* ABOUT THIS EXERCISE:
Would you retype every line below without changing anything?

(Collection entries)
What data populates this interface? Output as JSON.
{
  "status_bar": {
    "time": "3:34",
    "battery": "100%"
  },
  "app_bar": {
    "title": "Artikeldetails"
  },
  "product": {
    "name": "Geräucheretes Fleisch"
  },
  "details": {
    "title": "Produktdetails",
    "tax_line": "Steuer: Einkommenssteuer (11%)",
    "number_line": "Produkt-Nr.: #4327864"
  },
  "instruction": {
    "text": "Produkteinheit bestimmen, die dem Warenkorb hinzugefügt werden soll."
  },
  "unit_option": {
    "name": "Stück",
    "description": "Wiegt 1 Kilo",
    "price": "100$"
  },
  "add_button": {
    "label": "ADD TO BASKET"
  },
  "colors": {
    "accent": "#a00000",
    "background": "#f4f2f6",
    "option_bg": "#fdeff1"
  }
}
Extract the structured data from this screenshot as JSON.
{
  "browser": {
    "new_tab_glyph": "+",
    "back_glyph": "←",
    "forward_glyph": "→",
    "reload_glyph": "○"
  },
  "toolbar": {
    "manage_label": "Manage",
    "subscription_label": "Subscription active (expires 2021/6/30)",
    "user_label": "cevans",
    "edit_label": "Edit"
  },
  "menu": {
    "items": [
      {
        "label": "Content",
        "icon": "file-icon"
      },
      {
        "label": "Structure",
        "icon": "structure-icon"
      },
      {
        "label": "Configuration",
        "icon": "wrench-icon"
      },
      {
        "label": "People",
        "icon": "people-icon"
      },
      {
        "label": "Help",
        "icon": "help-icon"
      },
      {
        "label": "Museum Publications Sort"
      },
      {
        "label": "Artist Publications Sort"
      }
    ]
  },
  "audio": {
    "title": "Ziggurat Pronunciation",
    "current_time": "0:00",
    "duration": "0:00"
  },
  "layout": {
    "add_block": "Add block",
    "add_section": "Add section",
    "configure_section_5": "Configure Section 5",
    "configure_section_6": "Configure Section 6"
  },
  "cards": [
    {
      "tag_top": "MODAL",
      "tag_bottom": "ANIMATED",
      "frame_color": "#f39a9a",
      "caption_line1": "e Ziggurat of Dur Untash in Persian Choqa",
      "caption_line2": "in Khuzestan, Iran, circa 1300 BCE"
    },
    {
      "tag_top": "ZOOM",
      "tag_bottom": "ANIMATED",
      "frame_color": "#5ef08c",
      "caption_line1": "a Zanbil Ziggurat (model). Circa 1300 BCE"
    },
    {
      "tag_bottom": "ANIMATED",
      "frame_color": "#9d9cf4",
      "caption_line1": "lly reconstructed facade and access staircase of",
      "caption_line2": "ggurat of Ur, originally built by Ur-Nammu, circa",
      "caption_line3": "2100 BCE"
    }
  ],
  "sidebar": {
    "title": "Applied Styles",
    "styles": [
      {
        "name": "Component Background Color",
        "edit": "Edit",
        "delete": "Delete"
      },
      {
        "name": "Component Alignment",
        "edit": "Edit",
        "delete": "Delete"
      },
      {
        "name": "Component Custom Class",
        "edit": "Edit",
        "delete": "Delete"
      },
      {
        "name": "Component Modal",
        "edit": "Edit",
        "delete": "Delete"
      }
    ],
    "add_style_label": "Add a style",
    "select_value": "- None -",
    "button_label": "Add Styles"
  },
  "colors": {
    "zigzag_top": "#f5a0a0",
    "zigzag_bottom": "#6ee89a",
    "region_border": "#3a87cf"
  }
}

* RESULT OF THIS TASK:
What data populates this interface? Output as JSON.
{
  "status_bar": {
    "time": "3:34",
    "battery": "100%"
  },
  "app_bar": {
    "title": "Artikeldetails"
  },
  "product": {
    "name": "Geräucheretes Fleisch"
  },
  "details": {
    "title": "Produktdetails",
    "tax_line": "Steuer: Einkommenssteuer (11%)",
    "number_line": "Produkt-Nr.: #4327864"
  },
  "instruction": {
    "text": "Produkteinheit bestimmen, die dem Warenkorb hinzugefügt werden soll."
  },
  "unit_option": {
    "name": "Stück",
    "description": "Wiegt 1 Kilo",
    "price": "100$"
  },
  "add_button": {
    "label": "ADD TO BASKET"
  },
  "colors": {
    "accent": "#a00000",
    "background": "#f4f2f6",
    "option_bg": "#fdeff1"
  }
}
Extract the structured data from this screenshot as JSON.
{
  "browser": {
    "new_tab_glyph": "+",
    "back_glyph": "←",
    "forward_glyph": "→",
    "reload_glyph": "○"
  },
  "toolbar": {
    "manage_label": "Manage",
    "subscription_label": "Subscription active (expires 2021/6/30)",
    "user_label": "cevans",
    "edit_label": "Edit"
  },
  "menu": {
    "items": [
      {
        "label": "Content",
        "icon": "file-icon"
      },
      {
        "label": "Structure",
        "icon": "structure-icon"
      },
      {
        "label": "Configuration",
        "icon": "wrench-icon"
      },
      {
        "label": "People",
        "icon": "people-icon"
      },
      {
        "label": "Help",
        "icon": "help-icon"
      },
      {
        "label": "Museum Publications Sort"
      },
      {
        "label": "Artist Publications Sort"
      }
    ]
  },
  "audio": {
    "title": "Ziggurat Pronunciation",
    "current_time": "0:00",
    "duration": "0:00"
  },
  "layout": {
    "add_block": "Add block",
    "add_section": "Add section",
    "configure_section_5": "Configure Section 5",
    "configure_section_6": "Configure Section 6"
  },
  "cards": [
    {
      "tag_top": "MODAL",
      "tag_bottom": "ANIMATED",
      "frame_color": "#f39a9a",
      "caption_line1": "e Ziggurat of Dur Untash in Persian Choqa",
      "caption_line2": "in Khuzestan, Iran, circa 1300 BCE"
    },
    {
      "tag_top": "ZOOM",
      "tag_bottom": "ANIMATED",
      "frame_color": "#5ef08c",
      "caption_line1": "a Zanbil Ziggurat (model). Circa 1300 BCE"
    },
    {
      "tag_bottom": "ANIMATED",
      "frame_color": "#9d9cf4",
      "caption_line1": "lly reconstructed facade and access staircase of",
      "caption_line2": "ggurat of Ur, originally built by Ur-Nammu, circa",
      "caption_line3": "2100 BCE"
    }
  ],
  "sidebar": {
    "title": "Applied Styles",
    "styles": [
      {
        "name": "Component Background Color",
        "edit": "Edit",
        "delete": "Delete"
      },
      {
        "name": "Component Alignment",
        "edit": "Edit",
        "delete": "Delete"
      },
      {
        "name": "Component Custom Class",
        "edit": "Edit",
        "delete": "Delete"
      },
      {
        "name": "Component Modal",
        "edit": "Edit",
        "delete": "Delete"
      }
    ],
    "add_style_label": "Add a style",
    "select_value": "- None -",
    "button_label": "Add Styles"
  },
  "colors": {
    "zigzag_top": "#f5a0a0",
    "zigzag_bottom": "#6ee89a",
    "region_border": "#3a87cf"
  }
}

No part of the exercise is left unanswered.